Malacanang said on Thursday the Philippine government will not apologize for the 2010 hostage crisis in Manila, but the families of the victims from Hong Kong received a “reasonable” compensation.
Cabinet Secretary Rene Almendras said the Philippine panel gave the families a copy of the letter signed by Philippine National Police (PNP) chief Director General Alan Purisima.
The letter expressed the Philippine government’s “most sorrowful regret and profound sympathy” for the pain and suffering of the victims and their families, Almendras said.
“We have satisfied what the families were asking for without having to use that word,” he said, referring to “apology.”
Almendras said Purisima also explained what action the police took, and what went wrong.
“To some families it was very important,” he added.
While Manila and Hong Kong have come to an agreement on the incident, they are still working on the individual concerns of the families those who were killed and injured in the incident, Almendras said.
“We’ve settled with the Hong Kong government. That issue is done. That is why the Hong Kong government has lifted all the sanctions. But now we are addressing the individual concerns of the families,” Almendras said.
He admitted that not all families will accept “tokens of solidarity” for a number of reasons. “They weren’t looking for an amount,” he said, explaining that families were looking for other forms of closure.

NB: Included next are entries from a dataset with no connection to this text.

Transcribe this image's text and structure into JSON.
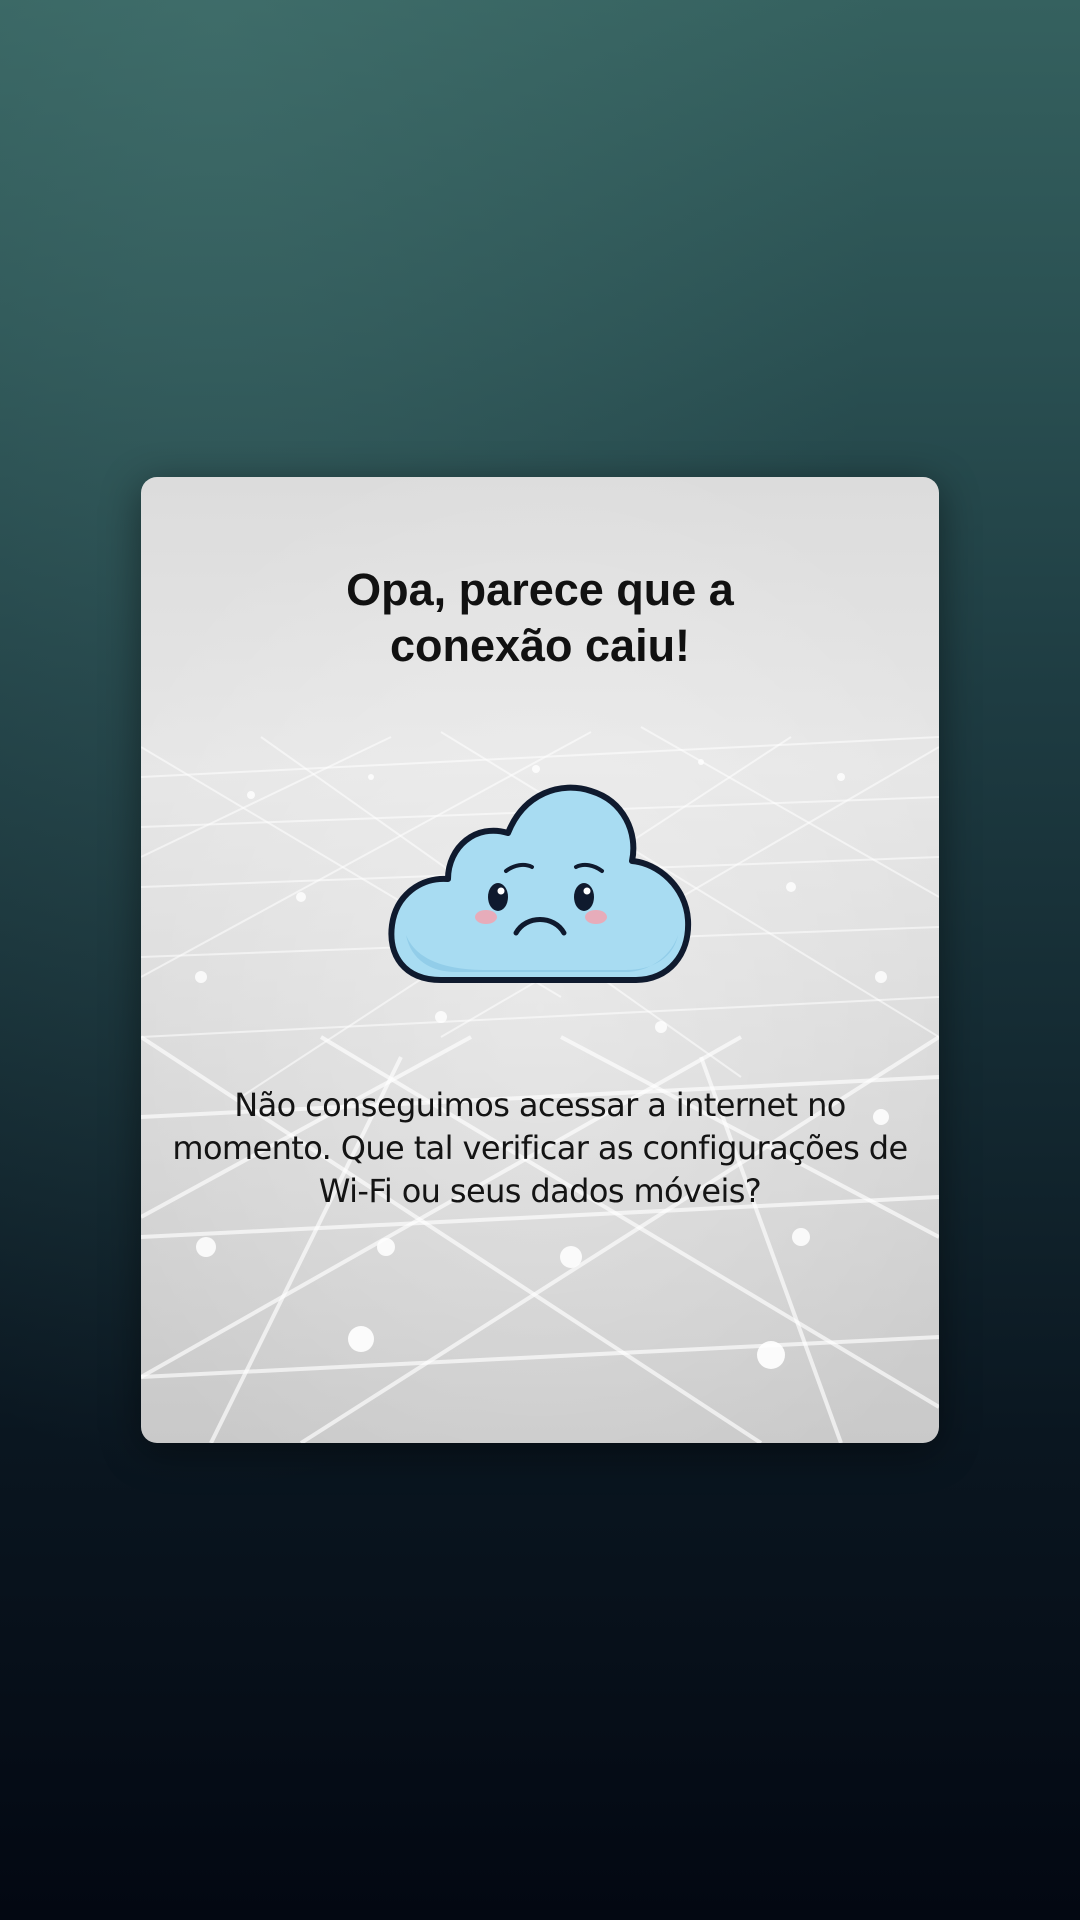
{
  "dialog": {
    "title": "Opa, parece que a conexão caiu!",
    "message": "Não conseguimos acessar a internet no momento. Que tal verificar as configurações de Wi-Fi ou seus dados móveis?",
    "illustration_icon": "sad-cloud-icon"
  },
  "colors": {
    "background_top": "#35615f",
    "background_bottom": "#030812",
    "card_background": "#e0e0e0",
    "cloud_fill": "#a8dcf2",
    "cloud_outline": "#0f1a2e",
    "text": "#111111"
  }
}
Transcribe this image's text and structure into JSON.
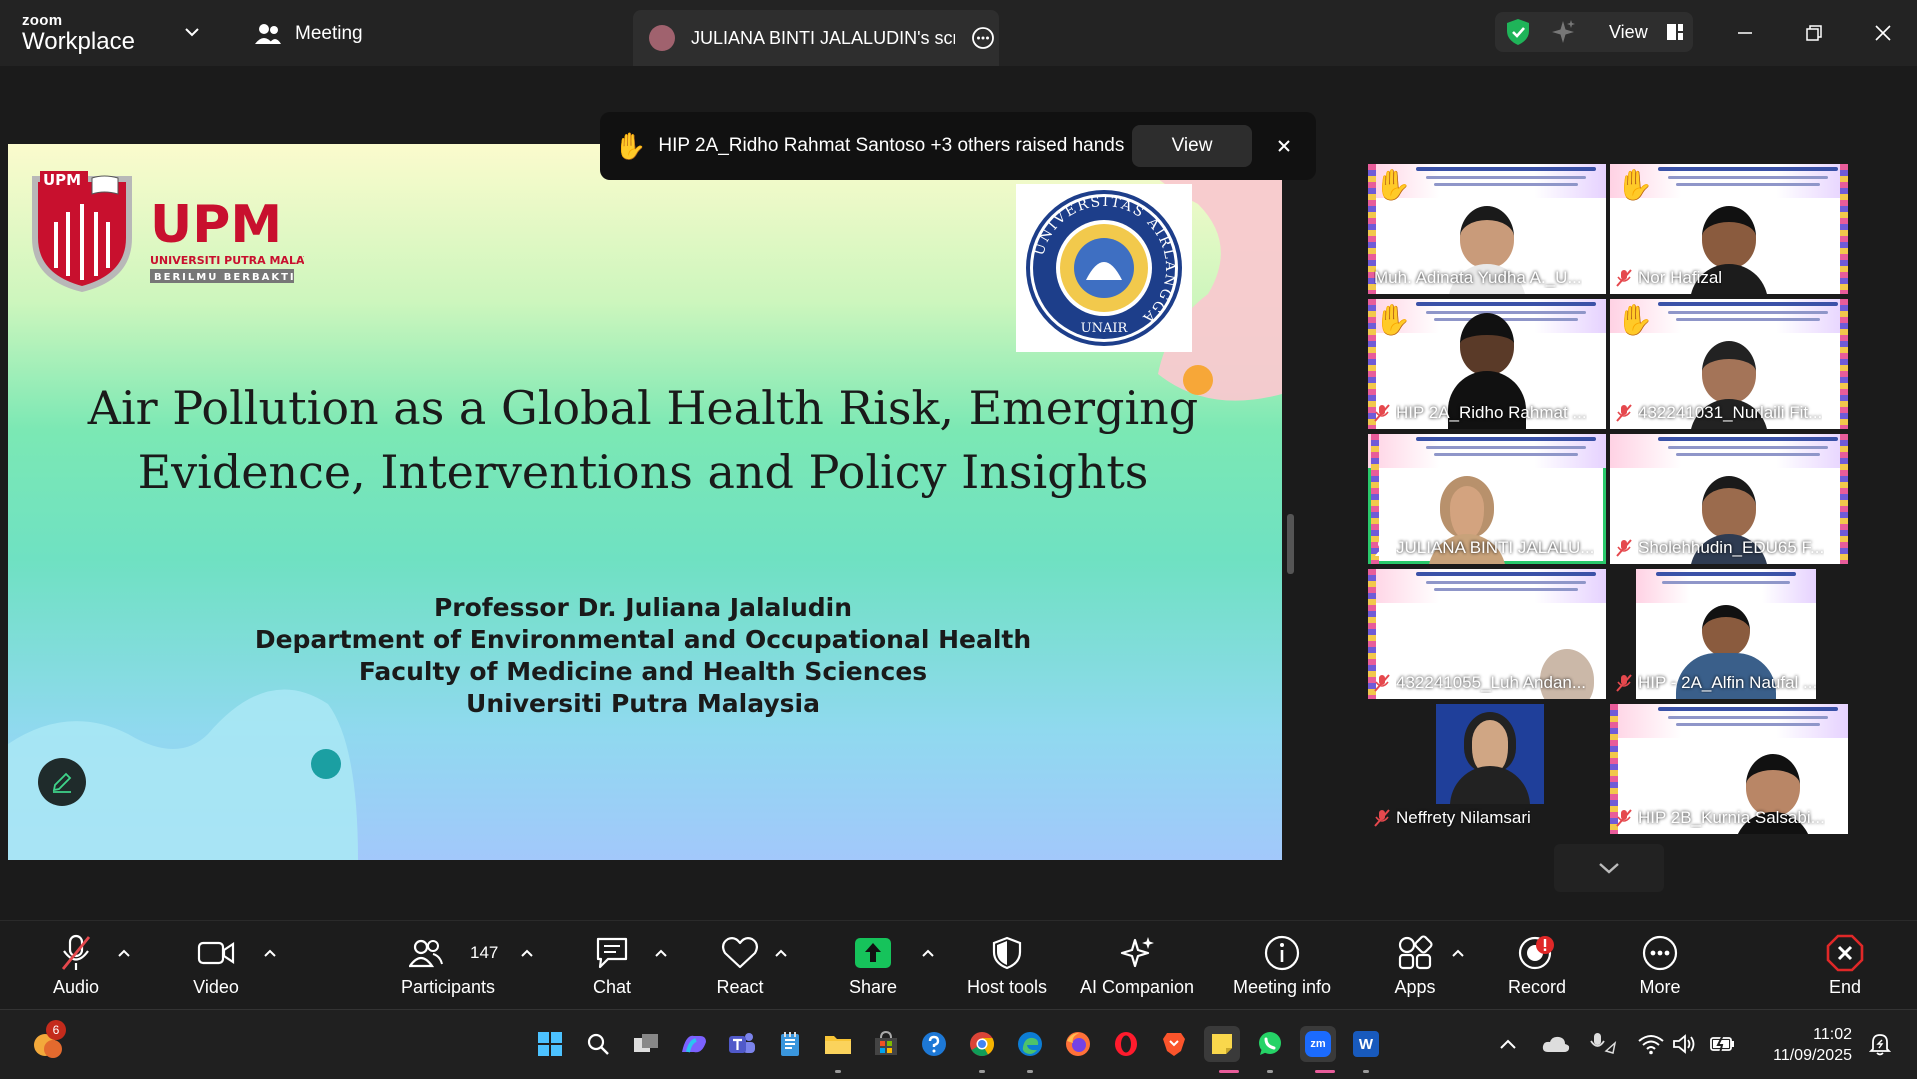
{
  "titlebar": {
    "logo_small": "zoom",
    "logo_large": "Workplace",
    "meeting_tab": "Meeting",
    "screen_tab": "JULIANA BINTI JALALUDIN's scree",
    "view_label": "View"
  },
  "toast": {
    "text": "HIP 2A_Ridho Rahmat Santoso +3 others raised hands",
    "view_label": "View"
  },
  "slide": {
    "title_line1": "Air Pollution as a Global Health Risk, Emerging",
    "title_line2": "Evidence, Interventions and Policy Insights",
    "author_lines": [
      "Professor Dr. Juliana Jalaludin",
      "Department of Environmental and Occupational Health",
      "Faculty of Medicine and Health Sciences",
      "Universiti Putra Malaysia"
    ],
    "upm_badge": "UPM",
    "upm_word": "UPM",
    "upm_sub1": "UNIVERSITI PUTRA MALAYSIA",
    "upm_sub2": "BERILMU BERBAKTI",
    "unair_ring": "UNIVERSITAS AIRLANGGA",
    "unair_bottom": "UNAIR"
  },
  "gallery": {
    "tiles": [
      {
        "name": "Muh. Adinata Yudha A._U...",
        "hand": true,
        "muted": false
      },
      {
        "name": "Nor Hafizal",
        "hand": true,
        "muted": true
      },
      {
        "name": "HIP 2A_Ridho Rahmat ...",
        "hand": true,
        "muted": true
      },
      {
        "name": "432241031_Nurlaili Fit...",
        "hand": true,
        "muted": true
      },
      {
        "name": "JULIANA BINTI JALALU...",
        "hand": false,
        "muted": false,
        "active": true
      },
      {
        "name": "Sholehhudin_EDU65 F...",
        "hand": false,
        "muted": true
      },
      {
        "name": "432241055_Luh Andan...",
        "hand": false,
        "muted": true
      },
      {
        "name": "HIP - 2A_Alfin Naufal ...",
        "hand": false,
        "muted": true
      },
      {
        "name": "Neffrety Nilamsari",
        "hand": false,
        "muted": true
      },
      {
        "name": "HIP 2B_Kurnia Salsabi...",
        "hand": false,
        "muted": true
      }
    ]
  },
  "toolbar": {
    "audio": "Audio",
    "video": "Video",
    "participants": "Participants",
    "participants_count": "147",
    "chat": "Chat",
    "react": "React",
    "share": "Share",
    "host_tools": "Host tools",
    "ai_companion": "AI Companion",
    "meeting_info": "Meeting info",
    "apps": "Apps",
    "record": "Record",
    "more": "More",
    "end": "End"
  },
  "taskbar": {
    "weather_count": "6",
    "time": "11:02",
    "date": "11/09/2025",
    "word_icon": "W",
    "zoom_icon": "zm"
  },
  "colors": {
    "share_green": "#16c35b",
    "end_red": "#e02828",
    "active_speaker": "#29c96b",
    "shield_green": "#1fb459"
  }
}
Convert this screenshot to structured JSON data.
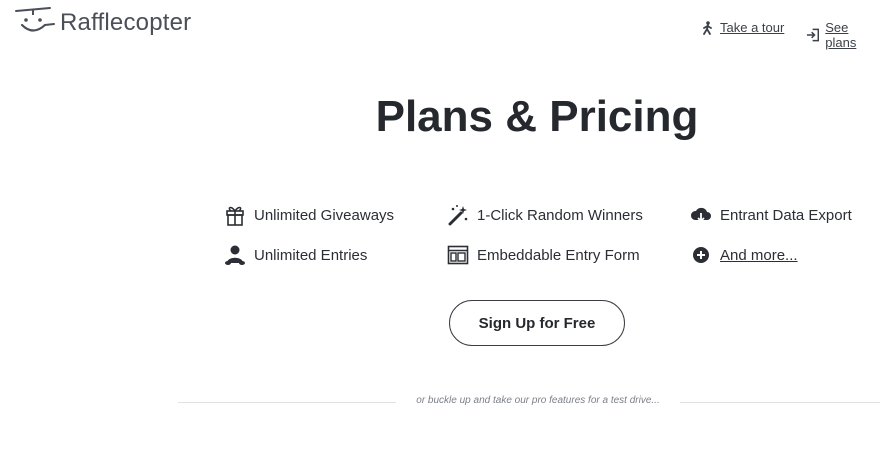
{
  "header": {
    "brand": "Rafflecopter",
    "nav": [
      {
        "label": "Take a tour",
        "icon": "walking-person-icon"
      },
      {
        "label": "See plans",
        "icon": "sign-in-icon"
      }
    ]
  },
  "main": {
    "title": "Plans & Pricing",
    "features": [
      {
        "label": "Unlimited Giveaways",
        "icon": "gift-icon"
      },
      {
        "label": "1-Click Random Winners",
        "icon": "magic-wand-icon"
      },
      {
        "label": "Entrant Data Export",
        "icon": "cloud-download-icon"
      },
      {
        "label": "Unlimited Entries",
        "icon": "user-group-icon"
      },
      {
        "label": "Embeddable Entry Form",
        "icon": "embed-form-icon"
      },
      {
        "label": "And more...",
        "icon": "plus-circle-icon"
      }
    ],
    "signup_label": "Sign Up for Free",
    "divider_text": "or buckle up and take our pro features for a test drive..."
  },
  "colors": {
    "text": "#2b2e34",
    "title": "#25282d",
    "muted": "#7c8088",
    "divider": "#e0e2e6"
  }
}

Asked if the families signed quitclaims over the hostage crisis, Almendras said some sort of arrangement was reached.
“Once and for all, completely, absolutely, this is over,” he said.
The Philippines and Hong Kong earlier agreed to resolve their differences over the hostage tragedy. Hong Kong chief executive C.Y. Leung announced the travel sanctions against the Philippines, including a visa arrangement for holders of official passports, would be lifted.
Almendras said Leung thanked President Aquino and called him a “man of his word.”
The Hong Kong leader also looks forward to “shaking the hands” of the Philippine president during the Asia Pacific Economic Cooperation (APEC) summit later this year, he added.
CATHERINE S. VALENTE